Sepp Blatter’s announcement that he is to quit as FIFA president has increased the uncertainty surrounding the 2022 World Cup being staged in Qatar.
A Swiss criminal investigation is taking place into the bidding process for the 2022 finals as well as the 2018 tournament to be held in Russia, while the report by FIFA’s ethics investigator Michael Garcia has still to be published.
Football Association chairman Greg Dyke said Qatar World Cup organisers “may not sleep very well” following Blatter’s announcement, but shares on Qatar’s QE Index recovered after an early fall.
Former British FIFA vice-president Jim Boyce told the BBC: “If there is corruption and it is proven I feel FIFA has got to show leadership.”
Qatar plans to spend around £150bn on infrastructure in the run-up to hosting the World Cup.

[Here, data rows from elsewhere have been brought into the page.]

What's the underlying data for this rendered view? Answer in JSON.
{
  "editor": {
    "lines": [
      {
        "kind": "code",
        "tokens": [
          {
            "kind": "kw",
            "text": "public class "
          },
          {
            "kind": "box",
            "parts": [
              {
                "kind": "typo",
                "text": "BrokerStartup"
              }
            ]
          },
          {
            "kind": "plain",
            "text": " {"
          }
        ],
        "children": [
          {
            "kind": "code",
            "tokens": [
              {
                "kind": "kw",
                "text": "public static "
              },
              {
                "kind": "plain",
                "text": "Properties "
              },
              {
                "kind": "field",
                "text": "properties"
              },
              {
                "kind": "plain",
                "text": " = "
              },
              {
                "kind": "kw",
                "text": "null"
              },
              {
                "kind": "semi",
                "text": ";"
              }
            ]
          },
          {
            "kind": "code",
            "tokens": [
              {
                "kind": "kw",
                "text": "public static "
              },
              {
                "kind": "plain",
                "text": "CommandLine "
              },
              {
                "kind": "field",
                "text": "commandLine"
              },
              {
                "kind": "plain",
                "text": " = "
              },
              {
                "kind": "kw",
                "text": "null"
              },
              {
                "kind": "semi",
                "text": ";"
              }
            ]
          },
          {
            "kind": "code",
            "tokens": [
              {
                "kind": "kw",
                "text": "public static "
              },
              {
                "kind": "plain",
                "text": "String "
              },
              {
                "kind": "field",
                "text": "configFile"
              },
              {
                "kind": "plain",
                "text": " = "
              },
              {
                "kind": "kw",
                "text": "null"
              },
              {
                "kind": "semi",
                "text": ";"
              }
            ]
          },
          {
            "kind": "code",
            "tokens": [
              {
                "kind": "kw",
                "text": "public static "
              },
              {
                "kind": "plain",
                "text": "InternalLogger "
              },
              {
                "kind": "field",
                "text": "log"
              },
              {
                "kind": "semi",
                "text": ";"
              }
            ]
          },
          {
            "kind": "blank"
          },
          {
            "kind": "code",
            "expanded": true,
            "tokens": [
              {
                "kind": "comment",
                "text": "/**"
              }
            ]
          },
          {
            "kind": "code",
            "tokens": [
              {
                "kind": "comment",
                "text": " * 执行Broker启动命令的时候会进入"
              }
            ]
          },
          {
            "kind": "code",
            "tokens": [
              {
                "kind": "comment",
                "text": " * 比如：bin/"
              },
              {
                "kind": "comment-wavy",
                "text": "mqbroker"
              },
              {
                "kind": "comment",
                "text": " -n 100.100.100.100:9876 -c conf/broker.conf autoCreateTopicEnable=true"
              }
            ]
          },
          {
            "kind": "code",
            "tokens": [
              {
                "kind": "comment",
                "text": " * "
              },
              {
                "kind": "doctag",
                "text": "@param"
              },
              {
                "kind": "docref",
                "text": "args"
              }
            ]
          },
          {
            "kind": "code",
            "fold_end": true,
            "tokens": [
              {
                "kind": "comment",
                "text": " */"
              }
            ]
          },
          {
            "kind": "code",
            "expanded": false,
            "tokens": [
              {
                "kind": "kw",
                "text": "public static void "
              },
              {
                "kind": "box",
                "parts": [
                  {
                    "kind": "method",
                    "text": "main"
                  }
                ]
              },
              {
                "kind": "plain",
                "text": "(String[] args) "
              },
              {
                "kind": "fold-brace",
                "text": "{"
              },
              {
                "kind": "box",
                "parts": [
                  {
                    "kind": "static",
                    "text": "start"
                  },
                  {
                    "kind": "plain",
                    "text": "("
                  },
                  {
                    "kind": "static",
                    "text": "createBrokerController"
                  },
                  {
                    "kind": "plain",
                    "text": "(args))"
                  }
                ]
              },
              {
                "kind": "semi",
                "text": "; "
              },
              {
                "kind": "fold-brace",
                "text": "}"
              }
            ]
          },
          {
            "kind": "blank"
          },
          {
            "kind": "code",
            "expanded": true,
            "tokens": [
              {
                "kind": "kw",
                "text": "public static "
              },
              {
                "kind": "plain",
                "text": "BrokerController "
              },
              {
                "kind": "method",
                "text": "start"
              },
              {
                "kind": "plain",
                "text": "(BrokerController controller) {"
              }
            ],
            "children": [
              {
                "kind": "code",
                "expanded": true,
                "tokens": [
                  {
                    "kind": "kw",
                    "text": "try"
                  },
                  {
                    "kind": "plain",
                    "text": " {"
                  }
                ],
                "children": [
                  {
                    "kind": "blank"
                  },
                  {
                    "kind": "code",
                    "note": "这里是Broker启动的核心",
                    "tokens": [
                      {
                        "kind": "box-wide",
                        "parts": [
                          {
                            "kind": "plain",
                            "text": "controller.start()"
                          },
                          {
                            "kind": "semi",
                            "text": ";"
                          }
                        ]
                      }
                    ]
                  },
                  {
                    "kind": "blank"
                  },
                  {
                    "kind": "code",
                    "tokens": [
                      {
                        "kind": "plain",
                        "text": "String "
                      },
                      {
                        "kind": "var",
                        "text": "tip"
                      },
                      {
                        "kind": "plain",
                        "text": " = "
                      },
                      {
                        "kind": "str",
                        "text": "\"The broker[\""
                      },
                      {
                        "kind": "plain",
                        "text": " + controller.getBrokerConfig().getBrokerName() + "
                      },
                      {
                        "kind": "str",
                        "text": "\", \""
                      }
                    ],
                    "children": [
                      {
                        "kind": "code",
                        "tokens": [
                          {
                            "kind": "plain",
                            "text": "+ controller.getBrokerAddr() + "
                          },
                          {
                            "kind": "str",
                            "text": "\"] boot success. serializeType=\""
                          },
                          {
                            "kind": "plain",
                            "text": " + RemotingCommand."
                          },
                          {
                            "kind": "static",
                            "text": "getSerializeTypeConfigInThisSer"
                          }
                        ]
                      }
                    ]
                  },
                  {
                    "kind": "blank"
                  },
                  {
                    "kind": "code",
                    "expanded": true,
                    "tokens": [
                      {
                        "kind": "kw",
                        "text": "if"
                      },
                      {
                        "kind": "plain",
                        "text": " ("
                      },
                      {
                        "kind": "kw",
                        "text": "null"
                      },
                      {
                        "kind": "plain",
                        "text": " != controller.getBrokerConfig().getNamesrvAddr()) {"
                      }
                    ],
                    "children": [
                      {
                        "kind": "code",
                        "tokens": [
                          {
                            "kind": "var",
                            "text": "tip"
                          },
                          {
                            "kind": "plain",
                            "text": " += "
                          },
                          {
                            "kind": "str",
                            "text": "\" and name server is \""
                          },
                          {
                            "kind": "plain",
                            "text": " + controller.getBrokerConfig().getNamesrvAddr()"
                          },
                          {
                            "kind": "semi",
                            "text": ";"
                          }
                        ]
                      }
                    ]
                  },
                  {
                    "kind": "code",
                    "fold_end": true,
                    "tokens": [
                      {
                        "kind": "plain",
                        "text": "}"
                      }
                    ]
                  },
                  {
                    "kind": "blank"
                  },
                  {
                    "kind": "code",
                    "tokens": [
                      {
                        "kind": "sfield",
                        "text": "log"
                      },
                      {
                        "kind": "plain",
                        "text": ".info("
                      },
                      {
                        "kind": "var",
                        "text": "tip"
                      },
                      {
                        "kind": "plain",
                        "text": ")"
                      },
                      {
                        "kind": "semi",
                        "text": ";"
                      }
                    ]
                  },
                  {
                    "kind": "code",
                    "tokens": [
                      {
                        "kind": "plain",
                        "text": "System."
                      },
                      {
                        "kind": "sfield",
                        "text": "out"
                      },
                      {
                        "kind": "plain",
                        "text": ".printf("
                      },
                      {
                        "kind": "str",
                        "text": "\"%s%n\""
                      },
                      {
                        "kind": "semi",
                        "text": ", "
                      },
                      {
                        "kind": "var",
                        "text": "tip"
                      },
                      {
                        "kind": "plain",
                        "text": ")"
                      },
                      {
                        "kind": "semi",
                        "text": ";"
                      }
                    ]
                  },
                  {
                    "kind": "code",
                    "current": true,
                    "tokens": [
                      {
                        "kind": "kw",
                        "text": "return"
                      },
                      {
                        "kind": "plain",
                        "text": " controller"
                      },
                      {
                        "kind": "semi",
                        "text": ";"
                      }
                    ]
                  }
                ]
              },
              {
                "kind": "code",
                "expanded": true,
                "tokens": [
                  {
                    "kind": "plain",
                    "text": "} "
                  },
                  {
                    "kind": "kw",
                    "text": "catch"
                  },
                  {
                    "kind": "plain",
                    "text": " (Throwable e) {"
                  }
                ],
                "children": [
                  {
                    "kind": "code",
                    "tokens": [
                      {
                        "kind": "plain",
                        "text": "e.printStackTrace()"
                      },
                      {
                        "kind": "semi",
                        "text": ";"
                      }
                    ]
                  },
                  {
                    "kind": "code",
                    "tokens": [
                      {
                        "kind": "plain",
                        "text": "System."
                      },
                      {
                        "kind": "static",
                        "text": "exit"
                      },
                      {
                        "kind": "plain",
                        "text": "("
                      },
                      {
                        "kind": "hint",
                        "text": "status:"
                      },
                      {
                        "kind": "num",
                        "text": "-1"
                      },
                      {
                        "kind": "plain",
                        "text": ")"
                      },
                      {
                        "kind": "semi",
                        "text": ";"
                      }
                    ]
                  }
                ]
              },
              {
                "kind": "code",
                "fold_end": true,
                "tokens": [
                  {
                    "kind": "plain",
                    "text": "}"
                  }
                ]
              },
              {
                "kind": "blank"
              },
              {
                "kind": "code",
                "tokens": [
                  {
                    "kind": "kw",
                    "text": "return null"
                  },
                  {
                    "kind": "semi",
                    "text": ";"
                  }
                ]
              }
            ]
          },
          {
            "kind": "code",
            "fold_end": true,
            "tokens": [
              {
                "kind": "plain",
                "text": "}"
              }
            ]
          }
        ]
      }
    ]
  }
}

“The ultimate long-term story is very much intact for Qatar,” Saleem Khokhar, the head of equities at National Bank of Abu Dhabi PJSC’s asset management group told Bloombery. “Regardless of the 2022 World Cup, Qatar will be spending a lot on infrastructure and its economic growth outlook remains solid.”
FIFA announced in March that the World Cup in Qatar will be played in November and December 2022 to avoid the fierce heat of the summer, a decision that led to furious reaction from clubs and leagues.
Dyke’s comments did not go down well in Qatar.
The president of the Qatar Football Association, Sheikh Hamad Bin Khalifa Bin Ahmed Al-Thani, said in a statement: “We welcome the office of the Swiss attorney general conducting its own work into the bidding process for the 2018 and 2022 World Cups.
“We would urge Mr Dyke to let the legal process take its course and concentrate on delivering his promise to build an England team capable of winning the 2022 FIFA World Cup in Qatar.”